Figure 7. A set of AFM and AFM-IR images; A) AFM image; B) AFM-IR image intensity ratio of 3300 cm-1 to 2956 cm-1 ; C) AFM-IR image at 3300 cm-1; and D) AFM-IR image at 2956 cm-1
The results obtained show that the AFM-IR technique is capable in obtaining chemical information at below the diffraction limit. By coupling AFM and AFM-IR, good correlation between topographical, chemical and mechanical observations can be made simultaneously about the sample.
It is possible to positively identify sub-micron wide domains as natural rubber and nylon by AFM-IR spectra and mapped with AFM-IR imaging. This combined analysis brings light to identifying relevant chemistries in a complex polymer blend.
About Anasys Instruments
Anasys Instruments provides innovative AFM and related accessories which offer chemical, mechanical, and thermal analysis at the sub-100nm scale.
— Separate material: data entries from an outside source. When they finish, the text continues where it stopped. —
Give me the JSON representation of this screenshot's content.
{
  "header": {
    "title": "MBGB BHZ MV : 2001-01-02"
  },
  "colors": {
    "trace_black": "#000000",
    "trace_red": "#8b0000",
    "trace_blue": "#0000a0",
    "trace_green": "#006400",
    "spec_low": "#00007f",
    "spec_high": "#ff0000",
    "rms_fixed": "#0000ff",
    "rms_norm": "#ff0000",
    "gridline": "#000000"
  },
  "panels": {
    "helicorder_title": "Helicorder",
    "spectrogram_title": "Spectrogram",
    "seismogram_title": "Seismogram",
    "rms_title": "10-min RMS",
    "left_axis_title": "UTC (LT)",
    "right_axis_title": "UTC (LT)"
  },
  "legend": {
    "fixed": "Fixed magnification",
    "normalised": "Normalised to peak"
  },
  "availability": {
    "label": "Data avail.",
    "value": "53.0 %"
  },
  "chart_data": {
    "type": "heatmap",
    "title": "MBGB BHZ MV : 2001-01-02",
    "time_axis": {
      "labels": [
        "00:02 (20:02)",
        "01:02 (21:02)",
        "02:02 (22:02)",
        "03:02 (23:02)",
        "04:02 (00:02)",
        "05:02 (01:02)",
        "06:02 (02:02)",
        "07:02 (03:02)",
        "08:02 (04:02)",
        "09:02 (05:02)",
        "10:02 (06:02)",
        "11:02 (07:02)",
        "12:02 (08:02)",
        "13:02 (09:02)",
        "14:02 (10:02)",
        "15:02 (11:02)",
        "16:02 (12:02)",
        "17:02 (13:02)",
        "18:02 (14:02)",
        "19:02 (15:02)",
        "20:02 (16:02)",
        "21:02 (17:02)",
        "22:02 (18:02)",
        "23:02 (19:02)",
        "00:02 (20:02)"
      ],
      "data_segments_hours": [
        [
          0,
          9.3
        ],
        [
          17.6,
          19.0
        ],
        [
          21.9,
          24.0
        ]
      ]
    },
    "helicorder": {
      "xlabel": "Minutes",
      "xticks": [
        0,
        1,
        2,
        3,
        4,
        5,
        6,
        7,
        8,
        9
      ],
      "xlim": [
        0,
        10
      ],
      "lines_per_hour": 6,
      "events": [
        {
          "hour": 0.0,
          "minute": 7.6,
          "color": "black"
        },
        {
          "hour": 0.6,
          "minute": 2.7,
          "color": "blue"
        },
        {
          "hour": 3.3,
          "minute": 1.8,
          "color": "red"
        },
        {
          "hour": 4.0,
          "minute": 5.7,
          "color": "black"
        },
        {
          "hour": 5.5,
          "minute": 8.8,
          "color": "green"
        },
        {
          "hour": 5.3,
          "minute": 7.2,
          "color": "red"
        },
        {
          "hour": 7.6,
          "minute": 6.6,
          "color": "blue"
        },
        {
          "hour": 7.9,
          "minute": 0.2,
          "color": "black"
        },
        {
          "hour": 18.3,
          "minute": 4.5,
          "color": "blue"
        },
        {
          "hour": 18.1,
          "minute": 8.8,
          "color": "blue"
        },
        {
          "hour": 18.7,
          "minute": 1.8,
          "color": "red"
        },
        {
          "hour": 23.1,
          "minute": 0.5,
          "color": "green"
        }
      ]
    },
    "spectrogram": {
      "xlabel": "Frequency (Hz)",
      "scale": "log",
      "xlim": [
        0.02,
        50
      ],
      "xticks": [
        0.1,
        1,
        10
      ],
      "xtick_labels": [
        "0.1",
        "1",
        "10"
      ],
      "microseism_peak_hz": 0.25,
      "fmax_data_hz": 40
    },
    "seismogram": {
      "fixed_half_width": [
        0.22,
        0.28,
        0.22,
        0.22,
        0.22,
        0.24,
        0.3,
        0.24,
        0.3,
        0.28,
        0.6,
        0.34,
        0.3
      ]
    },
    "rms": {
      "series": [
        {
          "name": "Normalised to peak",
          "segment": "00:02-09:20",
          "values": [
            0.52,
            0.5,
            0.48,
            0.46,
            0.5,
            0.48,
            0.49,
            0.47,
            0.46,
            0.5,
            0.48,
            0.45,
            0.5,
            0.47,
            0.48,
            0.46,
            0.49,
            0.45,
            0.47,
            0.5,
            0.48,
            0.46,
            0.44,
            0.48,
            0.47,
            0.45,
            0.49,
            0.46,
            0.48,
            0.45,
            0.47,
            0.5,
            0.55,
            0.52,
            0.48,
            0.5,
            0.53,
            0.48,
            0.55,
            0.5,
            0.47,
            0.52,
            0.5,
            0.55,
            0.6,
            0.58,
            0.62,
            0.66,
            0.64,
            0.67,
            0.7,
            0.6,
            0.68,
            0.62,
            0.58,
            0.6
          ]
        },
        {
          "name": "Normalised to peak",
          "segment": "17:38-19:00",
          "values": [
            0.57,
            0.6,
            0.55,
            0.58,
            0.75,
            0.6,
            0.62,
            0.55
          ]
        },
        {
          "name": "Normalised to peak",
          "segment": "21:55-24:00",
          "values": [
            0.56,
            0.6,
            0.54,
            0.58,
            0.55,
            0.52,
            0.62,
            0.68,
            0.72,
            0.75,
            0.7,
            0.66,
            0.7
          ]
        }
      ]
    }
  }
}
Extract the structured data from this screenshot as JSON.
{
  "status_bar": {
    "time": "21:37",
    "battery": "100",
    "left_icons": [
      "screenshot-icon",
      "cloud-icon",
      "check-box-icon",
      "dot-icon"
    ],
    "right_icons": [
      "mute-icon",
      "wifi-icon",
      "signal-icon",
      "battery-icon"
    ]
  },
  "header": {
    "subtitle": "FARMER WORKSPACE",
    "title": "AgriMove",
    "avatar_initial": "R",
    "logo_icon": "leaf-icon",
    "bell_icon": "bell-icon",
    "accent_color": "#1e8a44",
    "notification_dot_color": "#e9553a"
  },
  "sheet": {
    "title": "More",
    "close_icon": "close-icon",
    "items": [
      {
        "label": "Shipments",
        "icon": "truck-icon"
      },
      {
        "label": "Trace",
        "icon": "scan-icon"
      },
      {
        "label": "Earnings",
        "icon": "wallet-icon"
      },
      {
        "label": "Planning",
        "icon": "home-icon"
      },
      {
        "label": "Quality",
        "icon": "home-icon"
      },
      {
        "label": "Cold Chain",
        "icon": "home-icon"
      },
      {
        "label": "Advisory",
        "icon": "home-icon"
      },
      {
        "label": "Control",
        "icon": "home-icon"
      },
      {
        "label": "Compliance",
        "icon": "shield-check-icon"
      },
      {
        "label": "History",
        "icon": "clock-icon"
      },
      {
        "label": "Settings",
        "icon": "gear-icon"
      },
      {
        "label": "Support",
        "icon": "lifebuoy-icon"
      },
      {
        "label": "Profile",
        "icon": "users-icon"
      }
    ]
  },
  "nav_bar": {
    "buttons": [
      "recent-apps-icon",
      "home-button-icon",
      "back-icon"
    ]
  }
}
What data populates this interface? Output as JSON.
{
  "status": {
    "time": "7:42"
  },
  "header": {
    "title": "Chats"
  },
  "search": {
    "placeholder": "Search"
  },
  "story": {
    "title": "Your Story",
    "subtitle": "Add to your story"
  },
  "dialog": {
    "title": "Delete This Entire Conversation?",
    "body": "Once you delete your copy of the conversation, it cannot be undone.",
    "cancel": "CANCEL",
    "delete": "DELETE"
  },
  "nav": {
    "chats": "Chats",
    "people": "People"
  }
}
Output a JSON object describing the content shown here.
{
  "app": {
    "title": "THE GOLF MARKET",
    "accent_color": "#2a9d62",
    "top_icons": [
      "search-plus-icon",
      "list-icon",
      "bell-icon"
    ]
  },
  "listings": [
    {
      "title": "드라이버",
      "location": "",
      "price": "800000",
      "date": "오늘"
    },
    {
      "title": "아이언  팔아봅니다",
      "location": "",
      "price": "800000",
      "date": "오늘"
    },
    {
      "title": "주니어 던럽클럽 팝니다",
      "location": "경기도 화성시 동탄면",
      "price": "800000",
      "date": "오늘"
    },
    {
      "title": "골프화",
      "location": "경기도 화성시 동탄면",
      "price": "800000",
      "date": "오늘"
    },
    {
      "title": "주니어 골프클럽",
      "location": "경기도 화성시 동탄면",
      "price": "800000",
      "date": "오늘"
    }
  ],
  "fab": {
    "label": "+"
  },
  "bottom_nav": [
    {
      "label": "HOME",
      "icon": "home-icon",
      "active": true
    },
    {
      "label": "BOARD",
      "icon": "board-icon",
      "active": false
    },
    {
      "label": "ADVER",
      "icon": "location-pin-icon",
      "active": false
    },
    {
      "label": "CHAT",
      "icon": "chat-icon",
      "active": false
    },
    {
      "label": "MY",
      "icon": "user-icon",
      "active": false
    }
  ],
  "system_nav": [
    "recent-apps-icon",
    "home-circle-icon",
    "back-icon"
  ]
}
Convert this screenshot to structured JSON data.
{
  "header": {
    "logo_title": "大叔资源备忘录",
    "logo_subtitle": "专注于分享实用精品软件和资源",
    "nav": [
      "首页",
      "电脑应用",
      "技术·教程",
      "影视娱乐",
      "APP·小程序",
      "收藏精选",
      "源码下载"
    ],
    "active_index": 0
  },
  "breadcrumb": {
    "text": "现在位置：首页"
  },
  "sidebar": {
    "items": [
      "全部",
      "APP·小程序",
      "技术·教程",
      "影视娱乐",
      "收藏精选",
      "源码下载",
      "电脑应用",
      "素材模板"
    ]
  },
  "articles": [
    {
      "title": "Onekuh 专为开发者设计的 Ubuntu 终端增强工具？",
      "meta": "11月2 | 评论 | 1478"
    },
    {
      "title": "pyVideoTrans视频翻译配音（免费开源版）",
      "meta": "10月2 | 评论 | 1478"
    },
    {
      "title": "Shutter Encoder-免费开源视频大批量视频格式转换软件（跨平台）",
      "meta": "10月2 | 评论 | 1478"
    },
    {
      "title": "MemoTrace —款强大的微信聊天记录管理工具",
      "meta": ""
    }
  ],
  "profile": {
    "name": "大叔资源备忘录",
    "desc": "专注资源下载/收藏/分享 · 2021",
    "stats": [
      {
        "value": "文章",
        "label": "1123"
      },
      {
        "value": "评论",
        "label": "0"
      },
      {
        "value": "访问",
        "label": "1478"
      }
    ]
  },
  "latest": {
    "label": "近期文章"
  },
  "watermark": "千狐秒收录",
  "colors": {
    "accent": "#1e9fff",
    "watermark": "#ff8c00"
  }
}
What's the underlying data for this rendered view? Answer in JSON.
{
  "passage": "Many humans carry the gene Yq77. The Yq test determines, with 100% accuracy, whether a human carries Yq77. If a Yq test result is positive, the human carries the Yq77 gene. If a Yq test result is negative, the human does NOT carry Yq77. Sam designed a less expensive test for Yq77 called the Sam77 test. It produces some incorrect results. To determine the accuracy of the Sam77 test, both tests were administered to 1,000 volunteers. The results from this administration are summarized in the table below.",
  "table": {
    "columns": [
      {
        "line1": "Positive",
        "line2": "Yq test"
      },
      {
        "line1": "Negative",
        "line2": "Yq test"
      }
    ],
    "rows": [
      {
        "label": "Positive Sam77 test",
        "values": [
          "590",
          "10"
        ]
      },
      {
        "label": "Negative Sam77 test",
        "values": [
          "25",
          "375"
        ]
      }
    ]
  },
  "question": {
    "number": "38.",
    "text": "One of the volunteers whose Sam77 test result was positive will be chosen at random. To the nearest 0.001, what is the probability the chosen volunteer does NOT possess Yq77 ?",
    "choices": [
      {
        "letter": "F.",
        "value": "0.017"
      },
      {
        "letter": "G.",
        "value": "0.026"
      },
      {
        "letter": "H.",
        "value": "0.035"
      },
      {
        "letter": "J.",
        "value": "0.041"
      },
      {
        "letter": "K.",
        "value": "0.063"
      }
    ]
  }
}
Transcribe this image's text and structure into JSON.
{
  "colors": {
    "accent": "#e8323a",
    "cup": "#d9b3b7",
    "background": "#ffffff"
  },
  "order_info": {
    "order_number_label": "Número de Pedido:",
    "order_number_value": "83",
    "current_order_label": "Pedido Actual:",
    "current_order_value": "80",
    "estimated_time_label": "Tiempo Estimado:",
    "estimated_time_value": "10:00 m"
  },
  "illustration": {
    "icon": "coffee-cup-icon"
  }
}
The Company’s technology and products are being used to address metrology and analysis challenges in the polymers, pharmaceuticals, data-storage, and advanced-materials markets.
Anasys has been awarded numerous awards which establish Anasys as leaders in innovative technology, including the inaugural MICRO/NANO 25 Award in 2007, the R&D 100 Award in 2010 for the nanoIR and Microscopy Today’s 2011 Innovation Award for their breakthrough AFM-IR platform.
This information has been sourced, reviewed and adapted from materials provided by Anasys Instruments.
For more information on this source, please visit Anasys Instruments.